Look at each line of the listing. Copy those that hold the string "icon".
Segment Start: Dataset entries
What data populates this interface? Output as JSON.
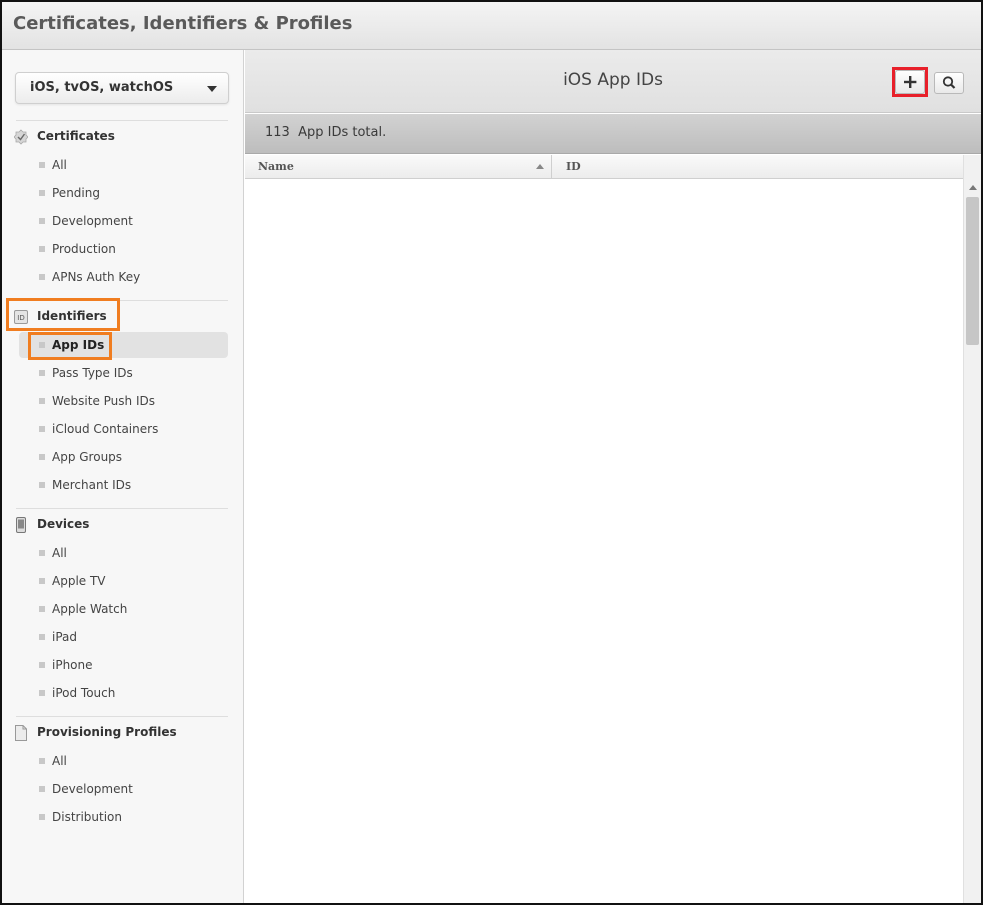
{
  "header": {
    "title": "Certificates, Identifiers & Profiles"
  },
  "sidebar": {
    "platform": {
      "label": "iOS, tvOS, watchOS"
    },
    "sections": {
      "certificates": {
        "title": "Certificates",
        "icon": "certificate-check-icon",
        "items": [
          "All",
          "Pending",
          "Development",
          "Production",
          "APNs Auth Key"
        ]
      },
      "identifiers": {
        "title": "Identifiers",
        "icon": "id-badge-icon",
        "items": [
          "App IDs",
          "Pass Type IDs",
          "Website Push IDs",
          "iCloud Containers",
          "App Groups",
          "Merchant IDs"
        ],
        "active_item": "App IDs"
      },
      "devices": {
        "title": "Devices",
        "icon": "device-phone-icon",
        "items": [
          "All",
          "Apple TV",
          "Apple Watch",
          "iPad",
          "iPhone",
          "iPod Touch"
        ]
      },
      "profiles": {
        "title": "Provisioning Profiles",
        "icon": "document-icon",
        "items": [
          "All",
          "Development",
          "Distribution"
        ]
      }
    }
  },
  "main": {
    "title": "iOS App IDs",
    "add_icon": "plus-icon",
    "search_icon": "search-icon",
    "count": "113",
    "count_label": "App IDs total.",
    "columns": [
      "Name",
      "ID"
    ],
    "sort_indicator": "ascending"
  },
  "colors": {
    "highlight_orange": "#f07d20",
    "highlight_red": "#e8202a",
    "active_item_bg": "#e2e2e2"
  }
}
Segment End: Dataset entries
* **Exercise answer**
        "icon": "certificate-check-icon",
        "icon": "id-badge-icon",
        "icon": "device-phone-icon",
        "icon": "document-icon",
    "add_icon": "plus-icon",
    "search_icon": "search-icon",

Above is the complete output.